WHAT YOU WILL DO: Set down the listing exactly as given, minus images.

- - - - -

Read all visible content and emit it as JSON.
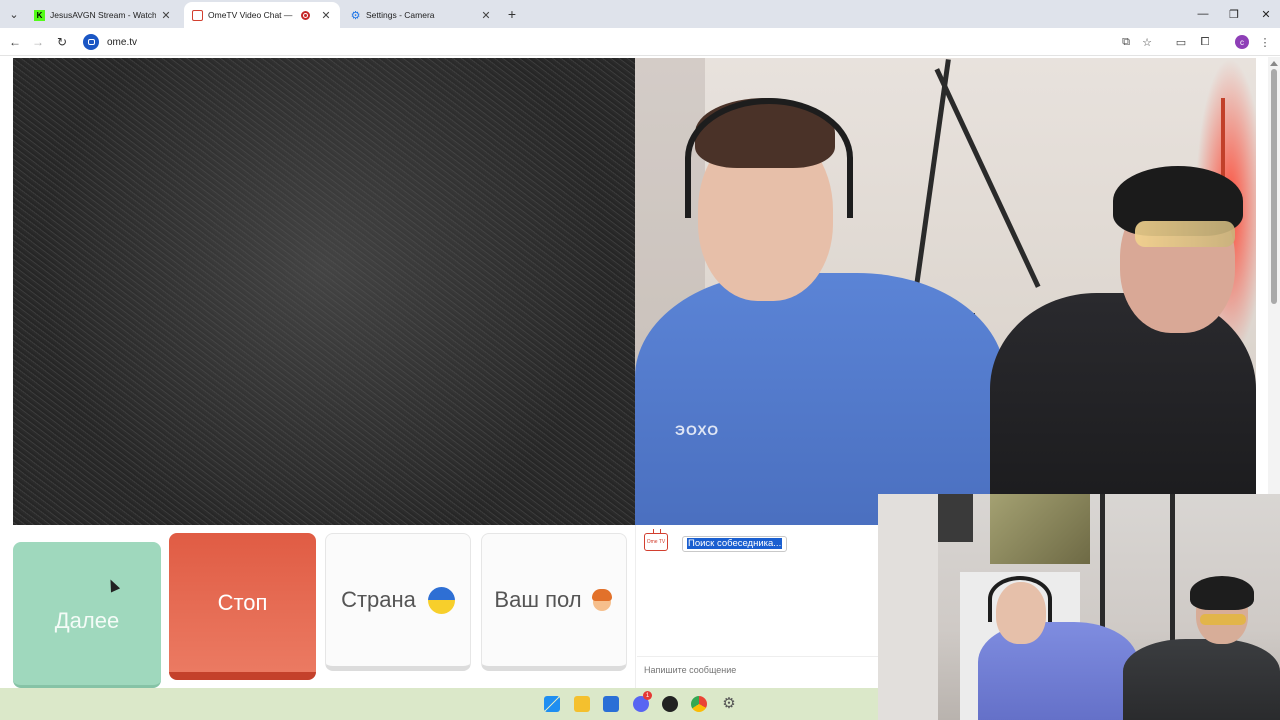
{
  "browser": {
    "tabs": [
      {
        "title": "JesusAVGN Stream - Watch Live",
        "favicon": "kick-icon",
        "favicon_color": "#53fc18",
        "active": false
      },
      {
        "title": "OmeTV Video Chat — Ome",
        "favicon": "ometv-icon",
        "favicon_color": "#d23f2f",
        "active": true,
        "recording": true
      },
      {
        "title": "Settings - Camera",
        "favicon": "gear-icon",
        "favicon_color": "#1a73e8",
        "active": false
      }
    ],
    "new_tab_symbol": "+",
    "url": "ome.tv",
    "profile_initial": "c"
  },
  "controls": {
    "next_label": "Далее",
    "stop_label": "Стоп",
    "country_label": "Страна",
    "gender_label": "Ваш пол",
    "next_color": "#9fd8bd",
    "stop_color": "#e05c44"
  },
  "chat": {
    "logo_text": "Ome TV",
    "status_text": "Поиск собеседника...",
    "input_placeholder": "Напишите сообщение"
  },
  "remote_video": {
    "shirt_text": "ЭОХО"
  },
  "taskbar": {
    "apps": [
      "windows-start-icon",
      "file-explorer-icon",
      "store-icon",
      "discord-icon",
      "app-icon",
      "chrome-icon",
      "settings-icon"
    ],
    "discord_badge": "1"
  }
}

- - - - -

ANSWER TO THIS TASK:
Read all visible content and emit it as JSON.
{
  "browser": {
    "tabs": [
      {
        "title": "JesusAVGN Stream - Watch Live",
        "favicon": "kick-icon",
        "favicon_color": "#53fc18",
        "active": false
      },
      {
        "title": "OmeTV Video Chat — Ome",
        "favicon": "ometv-icon",
        "favicon_color": "#d23f2f",
        "active": true,
        "recording": true
      },
      {
        "title": "Settings - Camera",
        "favicon": "gear-icon",
        "favicon_color": "#1a73e8",
        "active": false
      }
    ],
    "new_tab_symbol": "+",
    "url": "ome.tv",
    "profile_initial": "c"
  },
  "controls": {
    "next_label": "Далее",
    "stop_label": "Стоп",
    "country_label": "Страна",
    "gender_label": "Ваш пол",
    "next_color": "#9fd8bd",
    "stop_color": "#e05c44"
  },
  "chat": {
    "logo_text": "Ome TV",
    "status_text": "Поиск собеседника...",
    "input_placeholder": "Напишите сообщение"
  },
  "remote_video": {
    "shirt_text": "ЭОХО"
  },
  "taskbar": {
    "apps": [
      "windows-start-icon",
      "file-explorer-icon",
      "store-icon",
      "discord-icon",
      "app-icon",
      "chrome-icon",
      "settings-icon"
    ],
    "discord_badge": "1"
  }
}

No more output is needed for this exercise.